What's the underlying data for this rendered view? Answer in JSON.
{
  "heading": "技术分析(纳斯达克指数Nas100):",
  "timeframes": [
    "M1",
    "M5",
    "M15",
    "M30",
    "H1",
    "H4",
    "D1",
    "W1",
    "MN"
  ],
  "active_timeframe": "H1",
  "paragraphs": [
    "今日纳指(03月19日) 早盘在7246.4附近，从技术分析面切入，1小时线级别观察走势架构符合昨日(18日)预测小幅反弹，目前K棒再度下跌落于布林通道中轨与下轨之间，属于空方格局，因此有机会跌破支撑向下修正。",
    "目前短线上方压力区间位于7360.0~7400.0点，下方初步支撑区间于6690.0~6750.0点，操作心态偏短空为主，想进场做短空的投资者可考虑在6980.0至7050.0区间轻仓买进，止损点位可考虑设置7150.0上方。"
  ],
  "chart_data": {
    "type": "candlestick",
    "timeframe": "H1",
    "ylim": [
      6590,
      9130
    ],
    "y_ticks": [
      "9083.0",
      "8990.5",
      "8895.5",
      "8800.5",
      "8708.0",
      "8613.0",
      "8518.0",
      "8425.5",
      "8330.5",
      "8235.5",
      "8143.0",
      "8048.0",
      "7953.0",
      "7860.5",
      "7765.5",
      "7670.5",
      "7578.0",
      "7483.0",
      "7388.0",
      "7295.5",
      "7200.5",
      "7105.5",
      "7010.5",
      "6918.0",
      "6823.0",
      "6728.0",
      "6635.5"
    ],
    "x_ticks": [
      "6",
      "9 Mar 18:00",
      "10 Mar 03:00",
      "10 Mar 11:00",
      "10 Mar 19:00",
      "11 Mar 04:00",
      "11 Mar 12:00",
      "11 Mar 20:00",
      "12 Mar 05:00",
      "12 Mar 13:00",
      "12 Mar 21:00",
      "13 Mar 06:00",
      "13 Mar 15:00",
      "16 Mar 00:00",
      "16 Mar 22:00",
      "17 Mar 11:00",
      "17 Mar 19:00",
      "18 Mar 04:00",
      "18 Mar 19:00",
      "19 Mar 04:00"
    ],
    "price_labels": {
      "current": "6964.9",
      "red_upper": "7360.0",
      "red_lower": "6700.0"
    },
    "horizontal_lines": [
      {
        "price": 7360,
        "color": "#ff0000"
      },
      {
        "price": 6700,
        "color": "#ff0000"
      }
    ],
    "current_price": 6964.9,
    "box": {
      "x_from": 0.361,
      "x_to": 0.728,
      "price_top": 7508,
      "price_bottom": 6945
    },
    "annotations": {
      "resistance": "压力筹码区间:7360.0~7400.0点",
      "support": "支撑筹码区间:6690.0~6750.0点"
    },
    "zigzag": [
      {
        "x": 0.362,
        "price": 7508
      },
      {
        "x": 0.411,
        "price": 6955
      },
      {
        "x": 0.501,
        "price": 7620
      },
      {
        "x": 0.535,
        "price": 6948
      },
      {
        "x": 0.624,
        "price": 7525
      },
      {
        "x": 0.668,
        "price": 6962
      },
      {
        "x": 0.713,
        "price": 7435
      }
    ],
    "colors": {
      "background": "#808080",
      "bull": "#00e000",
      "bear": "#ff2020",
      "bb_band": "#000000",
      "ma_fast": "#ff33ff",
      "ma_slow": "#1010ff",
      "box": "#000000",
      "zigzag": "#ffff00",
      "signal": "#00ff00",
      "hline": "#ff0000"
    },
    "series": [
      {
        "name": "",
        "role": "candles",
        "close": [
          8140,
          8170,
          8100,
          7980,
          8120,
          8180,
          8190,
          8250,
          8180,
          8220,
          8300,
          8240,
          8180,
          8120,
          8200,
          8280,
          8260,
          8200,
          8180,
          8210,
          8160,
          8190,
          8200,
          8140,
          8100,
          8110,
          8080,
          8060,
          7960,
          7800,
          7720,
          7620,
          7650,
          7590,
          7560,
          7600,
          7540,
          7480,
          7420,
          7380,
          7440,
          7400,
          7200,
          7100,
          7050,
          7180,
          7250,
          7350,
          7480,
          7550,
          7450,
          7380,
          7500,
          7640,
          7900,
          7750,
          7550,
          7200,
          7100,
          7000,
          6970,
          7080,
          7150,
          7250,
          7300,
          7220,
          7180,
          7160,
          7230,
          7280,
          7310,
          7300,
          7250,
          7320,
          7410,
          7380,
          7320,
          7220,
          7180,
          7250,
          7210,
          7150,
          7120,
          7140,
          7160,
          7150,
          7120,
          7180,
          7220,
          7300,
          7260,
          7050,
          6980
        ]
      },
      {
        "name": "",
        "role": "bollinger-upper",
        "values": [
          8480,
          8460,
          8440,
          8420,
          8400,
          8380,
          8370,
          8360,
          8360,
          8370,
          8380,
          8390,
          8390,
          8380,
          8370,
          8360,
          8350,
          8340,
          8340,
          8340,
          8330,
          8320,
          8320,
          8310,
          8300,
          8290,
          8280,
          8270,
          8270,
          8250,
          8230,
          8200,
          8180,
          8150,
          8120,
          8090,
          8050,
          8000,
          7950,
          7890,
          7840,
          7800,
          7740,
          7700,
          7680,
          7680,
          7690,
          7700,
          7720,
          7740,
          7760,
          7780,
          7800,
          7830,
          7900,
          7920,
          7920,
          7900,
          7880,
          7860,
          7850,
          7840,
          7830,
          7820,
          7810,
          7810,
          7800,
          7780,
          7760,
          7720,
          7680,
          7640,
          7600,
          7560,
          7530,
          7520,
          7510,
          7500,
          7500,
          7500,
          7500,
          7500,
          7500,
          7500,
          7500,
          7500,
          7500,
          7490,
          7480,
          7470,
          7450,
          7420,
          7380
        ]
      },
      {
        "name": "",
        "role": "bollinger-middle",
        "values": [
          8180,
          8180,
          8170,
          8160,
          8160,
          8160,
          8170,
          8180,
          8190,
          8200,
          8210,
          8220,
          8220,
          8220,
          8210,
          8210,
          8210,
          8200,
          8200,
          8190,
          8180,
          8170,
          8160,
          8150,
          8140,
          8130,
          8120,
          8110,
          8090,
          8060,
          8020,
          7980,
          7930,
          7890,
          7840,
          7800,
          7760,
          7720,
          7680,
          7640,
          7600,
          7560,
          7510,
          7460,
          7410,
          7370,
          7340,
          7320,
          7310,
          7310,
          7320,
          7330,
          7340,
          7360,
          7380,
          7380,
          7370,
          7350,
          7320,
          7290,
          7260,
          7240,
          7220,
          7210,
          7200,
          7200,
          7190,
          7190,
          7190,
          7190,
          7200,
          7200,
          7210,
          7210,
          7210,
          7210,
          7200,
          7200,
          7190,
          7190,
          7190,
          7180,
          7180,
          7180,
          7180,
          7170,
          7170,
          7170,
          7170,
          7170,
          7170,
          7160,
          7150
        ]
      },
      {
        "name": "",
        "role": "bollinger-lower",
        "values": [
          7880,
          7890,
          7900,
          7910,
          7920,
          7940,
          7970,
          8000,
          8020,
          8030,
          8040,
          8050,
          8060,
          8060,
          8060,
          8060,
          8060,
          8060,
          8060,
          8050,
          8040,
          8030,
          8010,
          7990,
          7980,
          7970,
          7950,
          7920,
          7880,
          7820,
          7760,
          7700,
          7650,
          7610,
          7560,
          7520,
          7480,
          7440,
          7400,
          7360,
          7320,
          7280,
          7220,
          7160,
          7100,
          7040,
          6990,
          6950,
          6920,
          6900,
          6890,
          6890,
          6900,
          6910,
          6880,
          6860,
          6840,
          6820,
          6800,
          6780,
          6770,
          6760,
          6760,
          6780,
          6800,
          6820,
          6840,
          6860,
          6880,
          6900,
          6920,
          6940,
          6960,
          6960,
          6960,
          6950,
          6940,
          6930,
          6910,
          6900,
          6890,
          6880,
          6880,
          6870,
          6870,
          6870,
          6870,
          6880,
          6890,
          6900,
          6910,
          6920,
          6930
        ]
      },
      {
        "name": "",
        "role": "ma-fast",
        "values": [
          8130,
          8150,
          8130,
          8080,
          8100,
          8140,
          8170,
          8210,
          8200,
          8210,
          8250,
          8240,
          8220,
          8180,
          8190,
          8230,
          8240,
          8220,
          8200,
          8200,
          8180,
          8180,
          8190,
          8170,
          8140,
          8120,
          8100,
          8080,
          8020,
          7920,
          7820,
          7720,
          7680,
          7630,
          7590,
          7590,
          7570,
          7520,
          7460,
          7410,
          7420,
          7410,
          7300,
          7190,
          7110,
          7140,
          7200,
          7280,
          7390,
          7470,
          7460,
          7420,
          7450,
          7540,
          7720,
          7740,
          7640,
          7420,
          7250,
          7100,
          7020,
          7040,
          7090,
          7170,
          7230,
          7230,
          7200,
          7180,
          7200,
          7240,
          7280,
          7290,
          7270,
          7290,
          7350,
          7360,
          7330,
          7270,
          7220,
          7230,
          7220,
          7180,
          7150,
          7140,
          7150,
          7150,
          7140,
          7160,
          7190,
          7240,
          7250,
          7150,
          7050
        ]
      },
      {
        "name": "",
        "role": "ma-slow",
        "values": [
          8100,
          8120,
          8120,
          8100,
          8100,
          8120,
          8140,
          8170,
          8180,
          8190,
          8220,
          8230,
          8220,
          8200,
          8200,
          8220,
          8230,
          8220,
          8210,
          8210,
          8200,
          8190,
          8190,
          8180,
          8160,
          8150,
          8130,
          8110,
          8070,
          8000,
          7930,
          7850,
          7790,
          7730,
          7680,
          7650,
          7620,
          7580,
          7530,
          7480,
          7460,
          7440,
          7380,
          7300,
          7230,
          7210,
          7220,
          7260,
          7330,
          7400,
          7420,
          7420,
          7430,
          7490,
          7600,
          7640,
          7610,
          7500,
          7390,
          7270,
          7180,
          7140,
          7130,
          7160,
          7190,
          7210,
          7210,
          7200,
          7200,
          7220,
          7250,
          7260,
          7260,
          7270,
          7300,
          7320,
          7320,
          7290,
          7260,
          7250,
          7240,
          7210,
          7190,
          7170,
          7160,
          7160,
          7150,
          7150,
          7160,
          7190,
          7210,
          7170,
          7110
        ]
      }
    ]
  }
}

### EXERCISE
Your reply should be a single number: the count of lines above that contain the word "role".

### ANSWER TO THIS PROBLEM
6